In fact, before undertaking a brand extension, brand owners are encouraged to consider various issues, such as: The business case: is there money to be made? The legal issues: is the brand (name, logo) available in respect of the extended goods or services (this will be determined by way of a clearance search, something that can be an expensive exercise)? Protection: if the trademark is available, should it be registered for those goods and services (cost will often play a role here)? Reputation: is there any risk that the extension will dilute or tarnish the brand as it currently exists?

The last question is a particularly compelling one for consumer-facing companies. In a recent article for MarketingWeek, entitled, “Damaging brand image is rarely harmful because it matters so little,” marketing expert Mark Ritson suggests that companies may be completely overthinking things on the reputation front, and in fact, brands are far more robust than we like to give them credit for. With that in mind, Ritson suggests that most consumers may not really care about things like brand image or values.

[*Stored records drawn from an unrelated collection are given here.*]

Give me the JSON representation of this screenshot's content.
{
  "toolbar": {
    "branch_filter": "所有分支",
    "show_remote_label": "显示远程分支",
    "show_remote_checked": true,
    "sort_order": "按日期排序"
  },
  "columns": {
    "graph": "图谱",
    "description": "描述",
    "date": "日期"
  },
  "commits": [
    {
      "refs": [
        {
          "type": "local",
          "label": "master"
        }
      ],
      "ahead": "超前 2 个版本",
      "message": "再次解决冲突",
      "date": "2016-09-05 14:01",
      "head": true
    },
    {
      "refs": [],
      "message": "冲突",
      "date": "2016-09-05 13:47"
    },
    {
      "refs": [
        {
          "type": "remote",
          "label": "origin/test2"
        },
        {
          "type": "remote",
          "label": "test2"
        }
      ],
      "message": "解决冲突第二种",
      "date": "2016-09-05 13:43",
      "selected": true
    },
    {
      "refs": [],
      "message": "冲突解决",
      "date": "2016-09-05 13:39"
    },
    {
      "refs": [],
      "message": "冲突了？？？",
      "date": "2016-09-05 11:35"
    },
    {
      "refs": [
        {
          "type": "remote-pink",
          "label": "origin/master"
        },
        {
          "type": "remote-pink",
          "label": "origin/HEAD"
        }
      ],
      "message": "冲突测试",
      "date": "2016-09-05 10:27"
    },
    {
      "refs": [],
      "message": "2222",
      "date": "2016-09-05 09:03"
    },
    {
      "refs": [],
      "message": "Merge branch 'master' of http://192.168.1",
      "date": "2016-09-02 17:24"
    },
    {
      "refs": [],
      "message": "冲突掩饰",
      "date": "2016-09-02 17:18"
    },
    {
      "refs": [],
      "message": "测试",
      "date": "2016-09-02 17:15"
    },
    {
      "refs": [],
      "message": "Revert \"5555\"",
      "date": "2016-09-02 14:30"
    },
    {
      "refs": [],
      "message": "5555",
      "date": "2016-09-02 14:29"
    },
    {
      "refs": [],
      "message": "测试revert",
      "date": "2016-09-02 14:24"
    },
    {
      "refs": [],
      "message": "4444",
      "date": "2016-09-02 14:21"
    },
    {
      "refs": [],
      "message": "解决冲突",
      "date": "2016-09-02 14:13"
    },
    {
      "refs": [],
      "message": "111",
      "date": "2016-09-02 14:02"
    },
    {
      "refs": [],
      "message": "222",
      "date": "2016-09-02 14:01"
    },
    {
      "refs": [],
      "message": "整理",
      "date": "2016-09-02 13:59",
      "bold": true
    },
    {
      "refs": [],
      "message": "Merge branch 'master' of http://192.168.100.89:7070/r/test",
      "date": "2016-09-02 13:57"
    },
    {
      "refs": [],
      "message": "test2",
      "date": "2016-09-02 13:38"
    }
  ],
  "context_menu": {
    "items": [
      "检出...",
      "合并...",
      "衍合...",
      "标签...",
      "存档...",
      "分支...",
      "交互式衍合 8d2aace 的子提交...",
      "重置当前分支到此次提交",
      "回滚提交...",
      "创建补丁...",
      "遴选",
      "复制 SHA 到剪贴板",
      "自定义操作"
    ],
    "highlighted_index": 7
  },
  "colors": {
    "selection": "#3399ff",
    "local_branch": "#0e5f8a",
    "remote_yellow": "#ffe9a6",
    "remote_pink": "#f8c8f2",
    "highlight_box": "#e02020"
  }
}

He cites examples, such as Ben & Jerry’s, which started out as a purveyor of dog food before becoming an uber successful ice-cream company; and Porsche, which took considerable flak from consumers when it first brought out its monster 4×4, only to now sell more off-road vehicles than sexy sports cars. 

In Porsche’s case, it was synonymous for decades with two things, “sports cars and performance.” Its Cayenne model, which it introduced in 2002, “was neither,” according to Ritson. Since the now-90-year old Porsche had firmly established itself as the maker of exquisitely designed and engineered sports cars, a push towards SUVs was challenging initially. “Porsche’s entry into the SUV category would surely undermine its sports car credibility and perceptions of performance, and ultimately taint the brand,” Ritson asserted, “Or would it?”

“When we published the plan that Porsche would develop and sell an SUV, [our] core fan base could not believe it,” Klaus Zellmer, CEO of Porsche Cars North America, said in an interview last year.  “They would say, ‘That’s not my brand anymore.’” Yet, almost 20 years later, the Cayenne is Porsche’s best-selling car of all time, and the automaker’s bigger models continue to sell across the board. SUVs, for example, made up more than two-thirds of Porsche’s U.S. sales in 2019. Consumers ultimately were persuaded. 

Ritson’s somewhat depressing conclusion is two-fold. One, “The business of brand management is very risk-averse. We use words like ‘tarnish’ or ‘damage’ whenever we see a brand deviate from the strict trajectory that its positioning and brand image dictate,” but, he states, “time after time, almost without exception, these deviations do not result in destruction.” And second, in the age of Trump, “what people think of you is far less important than the more brutal objective of getting people to think about you.” Leaving aside the fact that the age of Trump is over, there is, nonetheless, food for thought here for companies and the length at which they can extend their valuable brands. 

Rowan Forster is an Executive in ENSafrica’s Intellectual Property department. He specializes in the drafting, filing and prosecution of patent and design applications, and in trademark filing and prosecution in various jurisdictions.